They’re MOTIVATED – extrinsically, I mean, in the sense that success in learning the next language is expected, and fundamental to their careers. Failure would be frowned on, and damaging.
Also, they have the OPPORTUNITY – devoting months on end to learning a language is a necessary and accepted part of their professional lives, and doesn’t have to play second fiddle to, say, earning a living.
And not least, they likely also have EXPERIENCE (of learning other languages) and INTEREST (call it ‘intrinsic’ motivation if you will) – for who would apply to the diplomatic corps if she/he were not interested in foreign places, people, and by extension, languages?

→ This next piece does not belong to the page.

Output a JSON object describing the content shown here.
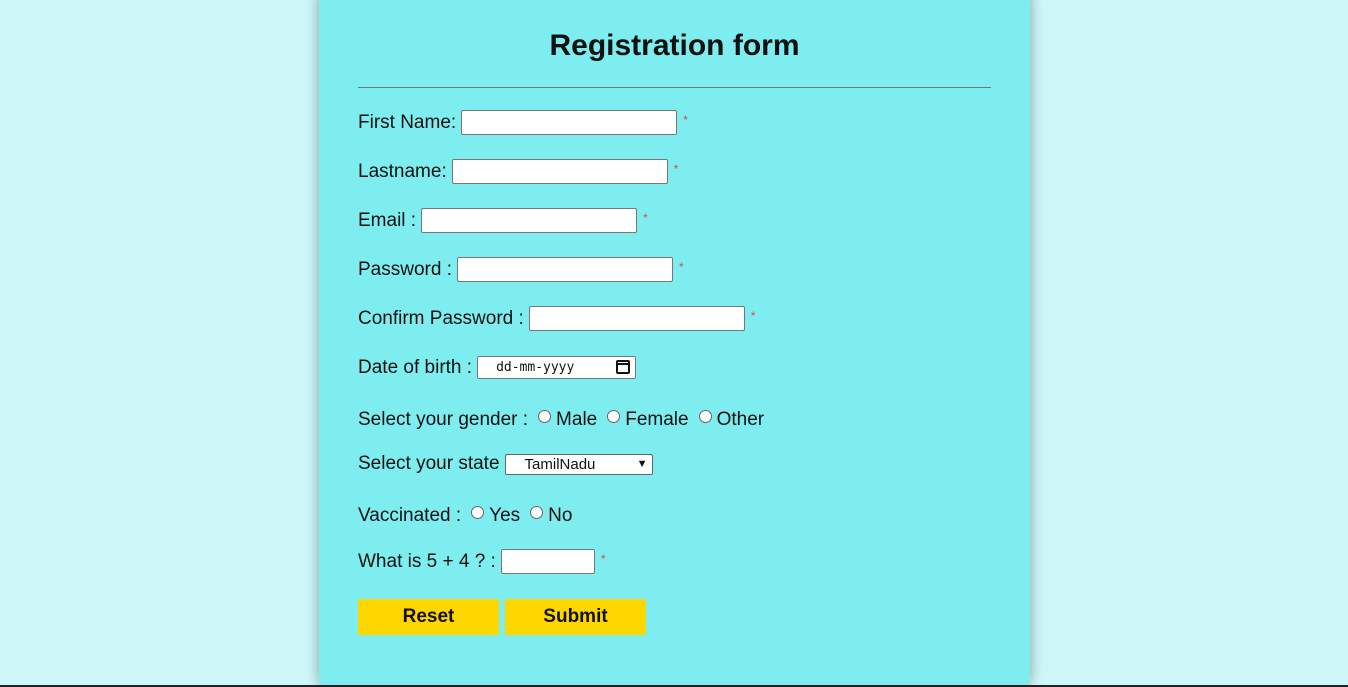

But back to you and I, non-diplomats, probably only modestly-privileged, and with motivation that will likely ebb and flow over time.
Most of what I know about language-learning is here: How to learn Italian (or any language)
And the resources that you need are mostly free. Start here.
As soon as you can, do this too.
And, if you have cash to spend, this would be an excellent way to spend it.
Additional resources recommended by club members can be found on the ‘Other Resources‘ page.
A venerdì, allora.
Customer Service Triumph Of The Week
This from Nancy, now an ex-club member, by way of thanks for the refund that she asked for and received:
Sad that you are in the wrong job, Daniel. You haven’t the slightest idea what “customer service is” and if you had had a clue, it would have been a sale. Praying your employer fires you before the company goes under. I am sharing the 13 friends who I sent to your company. No way will they purchase another item from your company.
I think I deserve a beer.